> _What is needed_
If a line in the records below contains the word "Visual", return that line.

[Stored data]
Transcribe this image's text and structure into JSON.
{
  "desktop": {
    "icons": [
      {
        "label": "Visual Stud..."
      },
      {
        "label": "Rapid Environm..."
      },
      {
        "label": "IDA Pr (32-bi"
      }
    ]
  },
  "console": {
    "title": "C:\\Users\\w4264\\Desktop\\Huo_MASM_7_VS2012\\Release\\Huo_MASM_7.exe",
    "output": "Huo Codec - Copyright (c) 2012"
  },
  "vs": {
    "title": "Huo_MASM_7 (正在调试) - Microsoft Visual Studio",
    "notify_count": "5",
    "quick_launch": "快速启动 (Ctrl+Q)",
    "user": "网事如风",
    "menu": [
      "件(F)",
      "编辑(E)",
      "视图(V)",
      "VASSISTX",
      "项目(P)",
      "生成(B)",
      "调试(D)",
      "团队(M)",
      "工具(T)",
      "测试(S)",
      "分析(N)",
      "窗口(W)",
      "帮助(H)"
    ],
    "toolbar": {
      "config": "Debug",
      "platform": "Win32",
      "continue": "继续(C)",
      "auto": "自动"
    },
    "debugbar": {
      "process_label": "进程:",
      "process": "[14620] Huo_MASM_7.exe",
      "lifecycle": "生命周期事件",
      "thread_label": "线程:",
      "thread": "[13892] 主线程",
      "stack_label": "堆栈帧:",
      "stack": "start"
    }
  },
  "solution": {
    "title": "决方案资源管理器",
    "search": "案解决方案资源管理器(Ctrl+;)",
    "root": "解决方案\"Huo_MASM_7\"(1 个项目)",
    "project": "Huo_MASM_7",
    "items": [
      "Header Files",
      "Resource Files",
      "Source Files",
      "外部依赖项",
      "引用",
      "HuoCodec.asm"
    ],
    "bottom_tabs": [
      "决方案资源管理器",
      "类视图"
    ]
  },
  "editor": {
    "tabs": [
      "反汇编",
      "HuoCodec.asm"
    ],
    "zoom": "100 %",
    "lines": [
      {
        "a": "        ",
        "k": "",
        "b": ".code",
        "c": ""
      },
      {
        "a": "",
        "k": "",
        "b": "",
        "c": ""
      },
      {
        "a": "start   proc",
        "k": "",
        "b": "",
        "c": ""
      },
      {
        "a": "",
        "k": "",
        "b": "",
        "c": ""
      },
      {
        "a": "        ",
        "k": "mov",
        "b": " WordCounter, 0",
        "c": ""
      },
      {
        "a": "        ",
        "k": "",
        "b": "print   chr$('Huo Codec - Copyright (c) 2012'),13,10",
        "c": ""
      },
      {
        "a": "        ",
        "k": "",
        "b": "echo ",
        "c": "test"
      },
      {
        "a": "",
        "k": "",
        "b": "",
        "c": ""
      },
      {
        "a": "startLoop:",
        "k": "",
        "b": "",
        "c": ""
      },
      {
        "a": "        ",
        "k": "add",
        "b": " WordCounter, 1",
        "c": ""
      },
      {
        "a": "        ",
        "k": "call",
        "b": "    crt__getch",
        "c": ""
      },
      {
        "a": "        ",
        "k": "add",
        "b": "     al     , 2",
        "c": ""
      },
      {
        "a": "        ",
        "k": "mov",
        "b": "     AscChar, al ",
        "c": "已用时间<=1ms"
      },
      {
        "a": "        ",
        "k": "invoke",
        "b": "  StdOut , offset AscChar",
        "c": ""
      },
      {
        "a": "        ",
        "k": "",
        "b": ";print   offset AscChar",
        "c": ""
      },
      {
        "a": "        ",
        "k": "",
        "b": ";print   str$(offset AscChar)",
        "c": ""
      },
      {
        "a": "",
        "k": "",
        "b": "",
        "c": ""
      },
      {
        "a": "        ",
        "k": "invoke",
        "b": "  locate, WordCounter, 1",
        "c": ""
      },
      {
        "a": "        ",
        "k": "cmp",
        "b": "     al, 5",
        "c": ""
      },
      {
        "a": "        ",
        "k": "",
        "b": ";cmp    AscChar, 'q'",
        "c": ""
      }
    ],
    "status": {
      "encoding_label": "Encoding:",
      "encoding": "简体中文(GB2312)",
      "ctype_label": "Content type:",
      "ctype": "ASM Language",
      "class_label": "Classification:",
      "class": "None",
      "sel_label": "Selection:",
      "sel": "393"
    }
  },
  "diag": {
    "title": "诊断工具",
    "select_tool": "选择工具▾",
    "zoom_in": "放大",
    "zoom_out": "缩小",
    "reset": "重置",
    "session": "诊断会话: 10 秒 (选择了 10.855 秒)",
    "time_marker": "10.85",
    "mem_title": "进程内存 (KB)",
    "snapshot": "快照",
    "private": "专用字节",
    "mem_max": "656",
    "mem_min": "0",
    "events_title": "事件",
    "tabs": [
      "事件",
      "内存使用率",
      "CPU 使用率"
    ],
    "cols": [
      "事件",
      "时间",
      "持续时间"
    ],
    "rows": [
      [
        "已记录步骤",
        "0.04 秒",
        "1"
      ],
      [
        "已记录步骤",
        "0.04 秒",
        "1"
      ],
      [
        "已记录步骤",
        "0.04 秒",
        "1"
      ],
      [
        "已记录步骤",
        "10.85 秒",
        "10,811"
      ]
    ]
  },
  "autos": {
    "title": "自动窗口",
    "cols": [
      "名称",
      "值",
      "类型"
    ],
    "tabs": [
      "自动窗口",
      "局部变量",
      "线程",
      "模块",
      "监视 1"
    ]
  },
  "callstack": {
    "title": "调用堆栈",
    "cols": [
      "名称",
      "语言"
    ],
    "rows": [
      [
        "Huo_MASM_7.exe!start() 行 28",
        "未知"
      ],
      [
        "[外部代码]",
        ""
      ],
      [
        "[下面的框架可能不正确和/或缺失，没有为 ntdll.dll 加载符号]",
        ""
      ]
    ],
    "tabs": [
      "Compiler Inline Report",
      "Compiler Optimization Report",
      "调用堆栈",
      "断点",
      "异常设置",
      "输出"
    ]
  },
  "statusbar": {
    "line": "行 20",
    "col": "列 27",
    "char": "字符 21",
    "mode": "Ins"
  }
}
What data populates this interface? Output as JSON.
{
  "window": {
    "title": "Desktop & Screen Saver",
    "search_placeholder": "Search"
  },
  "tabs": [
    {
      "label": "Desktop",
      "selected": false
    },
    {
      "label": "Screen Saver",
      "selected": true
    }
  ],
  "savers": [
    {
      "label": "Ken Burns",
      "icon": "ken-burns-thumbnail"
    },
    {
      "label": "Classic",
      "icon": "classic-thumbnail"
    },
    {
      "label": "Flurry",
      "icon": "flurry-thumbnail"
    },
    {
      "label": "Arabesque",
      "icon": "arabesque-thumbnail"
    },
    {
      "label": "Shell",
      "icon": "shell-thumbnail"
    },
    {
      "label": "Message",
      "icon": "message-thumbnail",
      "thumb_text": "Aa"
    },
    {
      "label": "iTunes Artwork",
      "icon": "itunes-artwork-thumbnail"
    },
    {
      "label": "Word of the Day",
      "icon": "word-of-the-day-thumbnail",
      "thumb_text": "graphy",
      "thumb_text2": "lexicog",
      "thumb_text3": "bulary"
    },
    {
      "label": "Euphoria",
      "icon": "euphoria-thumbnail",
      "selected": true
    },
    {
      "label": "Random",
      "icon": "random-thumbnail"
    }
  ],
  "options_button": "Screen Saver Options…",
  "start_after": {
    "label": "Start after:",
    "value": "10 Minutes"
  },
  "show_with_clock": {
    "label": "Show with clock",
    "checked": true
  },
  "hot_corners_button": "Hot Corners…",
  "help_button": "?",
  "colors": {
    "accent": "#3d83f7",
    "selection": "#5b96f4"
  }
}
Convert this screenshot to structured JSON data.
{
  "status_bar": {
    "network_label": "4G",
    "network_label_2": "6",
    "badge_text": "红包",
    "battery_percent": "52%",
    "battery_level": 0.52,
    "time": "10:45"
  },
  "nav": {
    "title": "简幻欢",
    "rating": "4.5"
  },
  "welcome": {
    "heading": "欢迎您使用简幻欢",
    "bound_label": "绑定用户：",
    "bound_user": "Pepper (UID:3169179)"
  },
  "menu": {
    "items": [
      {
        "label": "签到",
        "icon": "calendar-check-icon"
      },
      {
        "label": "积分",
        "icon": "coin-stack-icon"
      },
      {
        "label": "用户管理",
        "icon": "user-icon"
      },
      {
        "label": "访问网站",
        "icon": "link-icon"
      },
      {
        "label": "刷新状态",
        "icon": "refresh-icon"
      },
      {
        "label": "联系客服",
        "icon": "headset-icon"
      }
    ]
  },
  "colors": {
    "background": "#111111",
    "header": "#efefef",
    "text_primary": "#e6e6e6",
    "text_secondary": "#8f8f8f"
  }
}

> _Output below_
        "label": "Visual Stud..."
    "title": "Huo_MASM_7 (正在调试) - Microsoft Visual Studio",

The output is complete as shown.